Cooperative societies, the backbone of tea and coffee marketing, do not exist for cashew nut farmers, denying them much-needed bargaining power in the sector.
A former chairperson of Lake Kenyatta Cooperative Society in Mpeketoni, Lamu, Mr David Njuguna said the closure of the state-owned processor had a direct effect on low production of cashew nuts. Many young people who were employed in the cashew nut sector in Lamu and other coastal counties lost employment.
“At one point (after the closure), brokers would buy cashew nuts from farmers at Sh10 per kilogramme. This made many of them cut down their trees,” said Mr Njuguna.
Mr Elvis Gambo, a cashew nut farmer, said after the closure of the factory, sectors of the economy that were reliant on cashew nut farming collapsed.
A farmer and cashew nut processor, Mr Mark Chome, said the current lack of interest in the crop was due to poor pricing.
“There was a time prices were so good, a kilo could fetch Sh100,” said Mr Chome at his Chome Plants Nursery and Cashewnuts Processing Factory in Kilifi.
He also attributed low pricing to the ban on export of raw cashew nuts, which he said, enabled some processors to take advantage of the ban by offering low prices to farmers.
“Farmers feel oppressed.
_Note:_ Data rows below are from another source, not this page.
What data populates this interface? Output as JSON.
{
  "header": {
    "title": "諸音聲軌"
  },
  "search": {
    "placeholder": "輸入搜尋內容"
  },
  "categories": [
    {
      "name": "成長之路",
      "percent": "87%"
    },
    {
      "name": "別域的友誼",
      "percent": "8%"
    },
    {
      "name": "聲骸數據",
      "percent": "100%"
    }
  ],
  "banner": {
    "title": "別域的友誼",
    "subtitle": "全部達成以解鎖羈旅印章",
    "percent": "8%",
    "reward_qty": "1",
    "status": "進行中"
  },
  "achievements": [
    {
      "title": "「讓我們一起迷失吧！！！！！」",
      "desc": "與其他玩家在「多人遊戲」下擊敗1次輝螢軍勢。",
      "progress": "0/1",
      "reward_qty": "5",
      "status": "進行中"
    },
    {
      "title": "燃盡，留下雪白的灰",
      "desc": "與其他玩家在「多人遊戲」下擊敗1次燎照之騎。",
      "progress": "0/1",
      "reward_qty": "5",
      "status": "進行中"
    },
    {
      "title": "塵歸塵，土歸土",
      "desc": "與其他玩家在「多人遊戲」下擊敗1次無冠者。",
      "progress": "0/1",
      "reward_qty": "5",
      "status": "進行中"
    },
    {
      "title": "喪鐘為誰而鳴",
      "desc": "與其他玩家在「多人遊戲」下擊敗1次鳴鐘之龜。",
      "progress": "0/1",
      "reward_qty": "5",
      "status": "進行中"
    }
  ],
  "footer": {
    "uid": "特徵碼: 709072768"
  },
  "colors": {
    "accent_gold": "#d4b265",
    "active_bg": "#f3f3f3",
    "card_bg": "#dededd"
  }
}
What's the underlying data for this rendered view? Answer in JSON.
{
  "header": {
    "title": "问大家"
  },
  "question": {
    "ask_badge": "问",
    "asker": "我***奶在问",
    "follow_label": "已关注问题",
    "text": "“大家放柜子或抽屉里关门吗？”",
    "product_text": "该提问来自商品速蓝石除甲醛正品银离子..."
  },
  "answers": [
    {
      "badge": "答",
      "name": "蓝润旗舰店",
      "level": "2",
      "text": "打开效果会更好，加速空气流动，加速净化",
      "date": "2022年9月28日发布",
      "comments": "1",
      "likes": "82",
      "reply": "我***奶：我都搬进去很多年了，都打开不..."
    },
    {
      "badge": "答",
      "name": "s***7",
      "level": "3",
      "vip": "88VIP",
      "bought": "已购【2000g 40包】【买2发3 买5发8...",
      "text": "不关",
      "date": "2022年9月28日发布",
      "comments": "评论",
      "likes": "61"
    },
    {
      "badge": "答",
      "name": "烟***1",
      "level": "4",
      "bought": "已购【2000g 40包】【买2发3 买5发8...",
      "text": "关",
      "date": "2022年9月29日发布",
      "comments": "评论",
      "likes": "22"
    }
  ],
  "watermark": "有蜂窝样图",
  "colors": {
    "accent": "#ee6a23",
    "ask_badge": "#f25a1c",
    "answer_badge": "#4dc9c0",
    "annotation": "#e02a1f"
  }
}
That is the reason they have neglected the trees while others cut them, they feel the venture is not profitable for them,” said Mr Chome.
While growing up, agricultural extension officers from the processing factory visited farmers, educating and advising them how to grow the crop, which is not the case at the moment, he said.
“I currently propagate cashew nut seedlings, I also sell some,” said Mr Chome, who also noted that there is still a big market for cashew nuts.
Mr Chome said he only processes cashew nuts in his factory on order and many of his customers are from Nairobi and upcountry.
A former worker at the defunct KCL factory, Mr Kitsao Karisa, vividly recalled how the closure of the plant shattered the dreams of many workers.
On the day the factory was closed, senior government officials visited the plant and were holed up in a meeting before a decision to shut it down was made.
“I remember very well, it was on February 16, 1990, at 1pm, when we were summoned and told the factory had been closed indefinitely,” said Mr Karisa.
“At the factory, there were 2,500 permanent employees and 3,000 casuals,” said Mr Kitsao, adding that the processing plant operated 24 hours with three shifts daily.
No company in Kilifi has employed as many people as the cashew nut factory did.
Mr Omar Ali, who was a cashew nut agent between 1979 and 1985 said the nuts, sourced from farmers in and outside Kilifi, were in plenty at the time.
“Farmers were very happy then, people could take loans, which assisted them in uplifting their standards of living,” said Mr Ali.
When cashew nut farming declined after the factory shut down, people suffered as there was no income generating economic activity.
“Farmers’ enthusiasm for cashew nut farming went down,” said Mr Ali, adding that if the venture is revived, it can boost the local economy.
Mr Ali, who was also an employee of the factory, said he has several cashew nut trees on his farm but does not take keen interest in them due to lack of market for the produce.
In February, four Coast governors said they were hopeful of the revival of the cashew nut industry.
Through the Jumuiya ya Kaunti za Pwani, the governors said the sector could boost the standard of living for 350,000 farmer households in Kilifi, Kwale, Tana River, Lamu, Taita Taveta and Mombasa.
They pledged to transform the region’s economy by increasing the crop’s production to more than 300,000 tonnes valued at Sh40 billion annually by 2030.